● **WORK INSTRUCTION**
Beginning with the first entry, set down each one exactly as shown.

● **DATA SUPPLIED**
────────

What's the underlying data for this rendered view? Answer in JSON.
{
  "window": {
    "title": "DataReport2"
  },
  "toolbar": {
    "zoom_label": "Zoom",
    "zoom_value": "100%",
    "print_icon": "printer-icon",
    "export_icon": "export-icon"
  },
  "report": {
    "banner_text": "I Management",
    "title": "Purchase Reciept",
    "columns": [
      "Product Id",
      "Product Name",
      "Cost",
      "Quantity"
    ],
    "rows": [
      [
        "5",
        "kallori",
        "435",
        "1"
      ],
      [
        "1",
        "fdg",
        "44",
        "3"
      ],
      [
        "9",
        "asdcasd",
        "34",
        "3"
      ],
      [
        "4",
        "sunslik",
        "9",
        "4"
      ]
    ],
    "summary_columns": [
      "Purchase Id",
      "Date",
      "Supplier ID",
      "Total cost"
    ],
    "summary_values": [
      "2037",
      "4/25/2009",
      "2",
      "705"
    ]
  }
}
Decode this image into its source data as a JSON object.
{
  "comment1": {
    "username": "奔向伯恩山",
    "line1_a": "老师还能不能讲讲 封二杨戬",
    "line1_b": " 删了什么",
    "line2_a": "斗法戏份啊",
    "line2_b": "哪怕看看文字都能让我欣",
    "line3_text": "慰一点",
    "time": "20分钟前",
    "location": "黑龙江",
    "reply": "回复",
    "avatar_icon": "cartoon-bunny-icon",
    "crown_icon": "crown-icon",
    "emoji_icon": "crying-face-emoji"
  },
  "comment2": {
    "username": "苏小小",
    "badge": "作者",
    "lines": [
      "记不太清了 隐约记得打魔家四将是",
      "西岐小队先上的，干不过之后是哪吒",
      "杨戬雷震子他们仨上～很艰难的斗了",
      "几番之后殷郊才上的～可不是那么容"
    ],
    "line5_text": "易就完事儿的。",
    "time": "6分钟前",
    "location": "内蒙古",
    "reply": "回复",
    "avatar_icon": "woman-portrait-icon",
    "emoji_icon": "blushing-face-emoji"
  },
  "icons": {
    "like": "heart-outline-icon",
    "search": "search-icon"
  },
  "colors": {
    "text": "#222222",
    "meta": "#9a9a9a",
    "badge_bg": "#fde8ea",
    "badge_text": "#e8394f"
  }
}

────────

● **TASK OUTPUT**
What's the underlying data for this rendered view? Answer in JSON.
{
  "window": {
    "title": "DataReport2"
  },
  "toolbar": {
    "zoom_label": "Zoom",
    "zoom_value": "100%",
    "print_icon": "printer-icon",
    "export_icon": "export-icon"
  },
  "report": {
    "banner_text": "I Management",
    "title": "Purchase Reciept",
    "columns": [
      "Product Id",
      "Product Name",
      "Cost",
      "Quantity"
    ],
    "rows": [
      [
        "5",
        "kallori",
        "435",
        "1"
      ],
      [
        "1",
        "fdg",
        "44",
        "3"
      ],
      [
        "9",
        "asdcasd",
        "34",
        "3"
      ],
      [
        "4",
        "sunslik",
        "9",
        "4"
      ]
    ],
    "summary_columns": [
      "Purchase Id",
      "Date",
      "Supplier ID",
      "Total cost"
    ],
    "summary_values": [
      "2037",
      "4/25/2009",
      "2",
      "705"
    ]
  }
}
Decode this image into its source data as a JSON object.
{
  "comment1": {
    "username": "奔向伯恩山",
    "line1_a": "老师还能不能讲讲 封二杨戬",
    "line1_b": " 删了什么",
    "line2_a": "斗法戏份啊",
    "line2_b": "哪怕看看文字都能让我欣",
    "line3_text": "慰一点",
    "time": "20分钟前",
    "location": "黑龙江",
    "reply": "回复",
    "avatar_icon": "cartoon-bunny-icon",
    "crown_icon": "crown-icon",
    "emoji_icon": "crying-face-emoji"
  },
  "comment2": {
    "username": "苏小小",
    "badge": "作者",
    "lines": [
      "记不太清了 隐约记得打魔家四将是",
      "西岐小队先上的，干不过之后是哪吒",
      "杨戬雷震子他们仨上～很艰难的斗了",
      "几番之后殷郊才上的～可不是那么容"
    ],
    "line5_text": "易就完事儿的。",
    "time": "6分钟前",
    "location": "内蒙古",
    "reply": "回复",
    "avatar_icon": "woman-portrait-icon",
    "emoji_icon": "blushing-face-emoji"
  },
  "icons": {
    "like": "heart-outline-icon",
    "search": "search-icon"
  },
  "colors": {
    "text": "#222222",
    "meta": "#9a9a9a",
    "badge_bg": "#fde8ea",
    "badge_text": "#e8394f"
  }
}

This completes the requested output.